God is.

And Christ’s Kingdom knows no borders, tribes, or nationalities.

Beyond this, Christ’s Kingdom will endure long after America is a forgotten footnote in the dusty book of human history–alongside Rome, Byzantium, and others.

As Isaiah states:

Surely the nations are like a drop in a bucket

they are regarded as dust on the scales (Isa. 40.15).

All this is true.

Unfortunately, “Nope” is not a very lengthy blog post.

And, to be honest, I have considered one qualified(!) sense in which it might be okay for a Christian to put “America First”—though I will not be saying it.

Still, I’ll start with the massive problem with the phrase.

A “NOPE” TO NATIONALISM

If the expression “America First!” carries even a hint of nationalism (as opposed to gracious patriotism), it is quite obvious that a Christian should not say it.

As Ryan Hamm defines it:

  • Patriotism is a love of one’s country (which may be good).
  • Nationalism is a love of country at the expense, or disrespect, of other nations.

As I’ve argued elsewhere, the very notion of a “Christian nationalist” is an oxymoron.

It is a form of syncretism that verges on idolatry as much as stacking plastic Baals and Buddhas on the altar at one’s local church.

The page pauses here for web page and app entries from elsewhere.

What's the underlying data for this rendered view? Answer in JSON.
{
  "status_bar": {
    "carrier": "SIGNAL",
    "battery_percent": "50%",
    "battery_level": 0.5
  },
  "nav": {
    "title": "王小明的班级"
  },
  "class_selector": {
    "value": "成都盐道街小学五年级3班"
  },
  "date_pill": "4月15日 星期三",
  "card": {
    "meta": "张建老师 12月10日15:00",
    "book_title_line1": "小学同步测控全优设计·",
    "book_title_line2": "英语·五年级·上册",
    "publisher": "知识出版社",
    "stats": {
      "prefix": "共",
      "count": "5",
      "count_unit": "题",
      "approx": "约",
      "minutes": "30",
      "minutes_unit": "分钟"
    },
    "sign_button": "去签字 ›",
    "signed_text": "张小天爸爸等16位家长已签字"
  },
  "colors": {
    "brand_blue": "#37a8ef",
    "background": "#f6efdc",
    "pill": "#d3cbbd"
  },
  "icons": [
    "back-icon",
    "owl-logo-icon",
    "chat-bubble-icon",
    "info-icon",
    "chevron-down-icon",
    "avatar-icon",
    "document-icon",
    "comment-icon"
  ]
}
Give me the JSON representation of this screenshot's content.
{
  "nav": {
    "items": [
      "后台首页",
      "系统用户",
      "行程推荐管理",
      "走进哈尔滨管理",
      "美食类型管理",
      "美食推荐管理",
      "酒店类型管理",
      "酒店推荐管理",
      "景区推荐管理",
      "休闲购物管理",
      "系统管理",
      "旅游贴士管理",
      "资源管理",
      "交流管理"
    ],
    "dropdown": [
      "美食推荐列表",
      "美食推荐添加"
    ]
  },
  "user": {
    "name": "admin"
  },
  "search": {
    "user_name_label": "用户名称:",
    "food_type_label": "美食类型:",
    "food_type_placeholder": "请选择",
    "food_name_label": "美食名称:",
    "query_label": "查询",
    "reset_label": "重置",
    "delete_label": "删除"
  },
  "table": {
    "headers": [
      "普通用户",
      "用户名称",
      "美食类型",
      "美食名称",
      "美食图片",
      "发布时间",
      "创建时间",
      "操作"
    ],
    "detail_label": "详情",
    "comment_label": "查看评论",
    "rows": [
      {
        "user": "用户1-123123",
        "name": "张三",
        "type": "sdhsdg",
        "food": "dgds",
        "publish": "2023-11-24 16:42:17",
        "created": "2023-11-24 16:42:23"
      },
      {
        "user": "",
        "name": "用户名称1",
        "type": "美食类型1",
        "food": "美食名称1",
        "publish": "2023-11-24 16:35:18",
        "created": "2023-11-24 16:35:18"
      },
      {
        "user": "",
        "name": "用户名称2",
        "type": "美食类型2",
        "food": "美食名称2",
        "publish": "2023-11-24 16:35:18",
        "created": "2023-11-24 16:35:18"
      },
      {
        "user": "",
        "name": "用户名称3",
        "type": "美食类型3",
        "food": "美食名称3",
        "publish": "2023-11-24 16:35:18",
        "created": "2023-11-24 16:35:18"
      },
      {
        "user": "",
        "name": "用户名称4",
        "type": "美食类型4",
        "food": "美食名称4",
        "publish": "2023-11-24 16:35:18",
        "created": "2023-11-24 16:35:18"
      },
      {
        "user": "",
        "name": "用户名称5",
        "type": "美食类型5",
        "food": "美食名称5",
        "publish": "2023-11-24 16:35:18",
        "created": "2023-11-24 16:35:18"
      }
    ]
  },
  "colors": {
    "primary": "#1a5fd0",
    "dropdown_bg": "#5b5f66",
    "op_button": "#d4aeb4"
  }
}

A less academic term for syncretism (the mixing of gods) is what I call a “Ricky Bobby religion”—as evidenced by his heartfelt plea from inside an imaginary fire in the movie, Talladega Nights:

Help me Jesus! Help me Jewish God! Help me Allah! AAAAAHHH! Help me Tom Cruise! Tom Cruise, use your witchcraft on me to get the fire off me!

giphy

On a more serious note, it was a plea for national allegiance (from religious leaders) that led finally to Christ’s murder, which may make nationalism the first heresy.

“If you let this man go, you are no friend of Caesar” (Jn. 19.12).

Hence the twinge of pain emitted by the satirical July 4th headline on the Babylon Bee:

  • “Dozens Accept America As Lord And Savior At First Baptist Dallas Service” (here).

The exaggeration only drives home the danger of a more subtle syncretism.

In sum: Nationalism is a cancer to the Kingdom, and one often senses it—like a poorly hidden accent—beneath the chanting of “America First!”

“YES” TO STEWARDSHIP 

Even so, I am trying lately to read the claims of others (and especially those I disagree with) in the most charitable way possible. We need that discipline these days especially.

As I’ve said before, I’m thankful for America; and I think a gracious patriotism may be rooted in gratitude instead of nationalism.

So while things like “charity” and “nuance” are Kryptonite to “blog-clicks,” here goes…

Perhaps, in some cases, it is possible to view the words merely as a call to take responsibility for one’s own “household” before moving on to others.

After all, as a father, if I claim to put my family “first,” I need not be implying that others don’t matter, or that my family is more important than my faith. In this case, the words may simply function as a reminder of, say, my duty to parent my own kids before trying to parent everybody else’s.

And if one works within a particular government, there is a clear duty to give priority to one’s own “house” before venturing off to mow all other “yards” and trim other “hedges.”

This need not be nationalism and it need not be sacrilegious.

It might be a form of stewardship, and the priority might be a “first among equals.”

Maybe.

CONCLUSION

Still, the question is not just what intention lies behind such slogans (for indeed “chants” are rarely the most measured or coherent statements), but what the words connote within the hearts of hearers.

Thus while the catchphrase may not always entail a conscious endorsement of nationalistic syncretism, I still much prefer the attitude described in the age-old Letter to Diognetus.

They live in their own countries, but only as foreigners. They have a share in everything as citizens, and endure everything as aliens. Every foreign land is their fatherland, and yet for them every fatherland is a foreign land. They marry, like everyone else, and they beget children, but they do not cast out their offspring. They share their board with each other, but not their marriage bed